What the task asks => Show each line of the entries below in which the word "label" appears.

Records to process =>

======

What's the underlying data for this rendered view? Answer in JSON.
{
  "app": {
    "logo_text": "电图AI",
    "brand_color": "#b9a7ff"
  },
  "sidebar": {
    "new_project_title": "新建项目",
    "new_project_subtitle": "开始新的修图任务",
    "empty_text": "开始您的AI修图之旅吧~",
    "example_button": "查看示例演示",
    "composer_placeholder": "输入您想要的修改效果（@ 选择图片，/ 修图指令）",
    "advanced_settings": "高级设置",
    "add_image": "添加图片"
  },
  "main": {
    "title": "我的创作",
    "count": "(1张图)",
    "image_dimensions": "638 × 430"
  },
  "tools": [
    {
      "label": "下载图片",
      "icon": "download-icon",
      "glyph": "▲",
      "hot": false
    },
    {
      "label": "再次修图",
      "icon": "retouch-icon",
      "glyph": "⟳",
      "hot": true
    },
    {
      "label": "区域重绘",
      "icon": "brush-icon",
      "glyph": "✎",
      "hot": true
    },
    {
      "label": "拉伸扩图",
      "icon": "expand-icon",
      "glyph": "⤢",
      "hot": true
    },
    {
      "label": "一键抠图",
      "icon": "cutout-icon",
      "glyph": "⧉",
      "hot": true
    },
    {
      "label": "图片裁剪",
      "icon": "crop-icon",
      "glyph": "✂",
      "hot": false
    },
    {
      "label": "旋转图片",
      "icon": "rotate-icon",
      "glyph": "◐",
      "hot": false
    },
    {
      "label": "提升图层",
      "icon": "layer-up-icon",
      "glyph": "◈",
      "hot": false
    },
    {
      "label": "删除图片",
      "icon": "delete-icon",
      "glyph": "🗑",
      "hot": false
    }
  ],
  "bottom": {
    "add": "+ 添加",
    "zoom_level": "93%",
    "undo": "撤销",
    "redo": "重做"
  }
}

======

Response area =>
      "label": "下载图片",
      "label": "再次修图",
      "label": "区域重绘",
      "label": "拉伸扩图",
      "label": "一键抠图",
      "label": "图片裁剪",
      "label": "旋转图片",
      "label": "提升图层",
      "label": "删除图片",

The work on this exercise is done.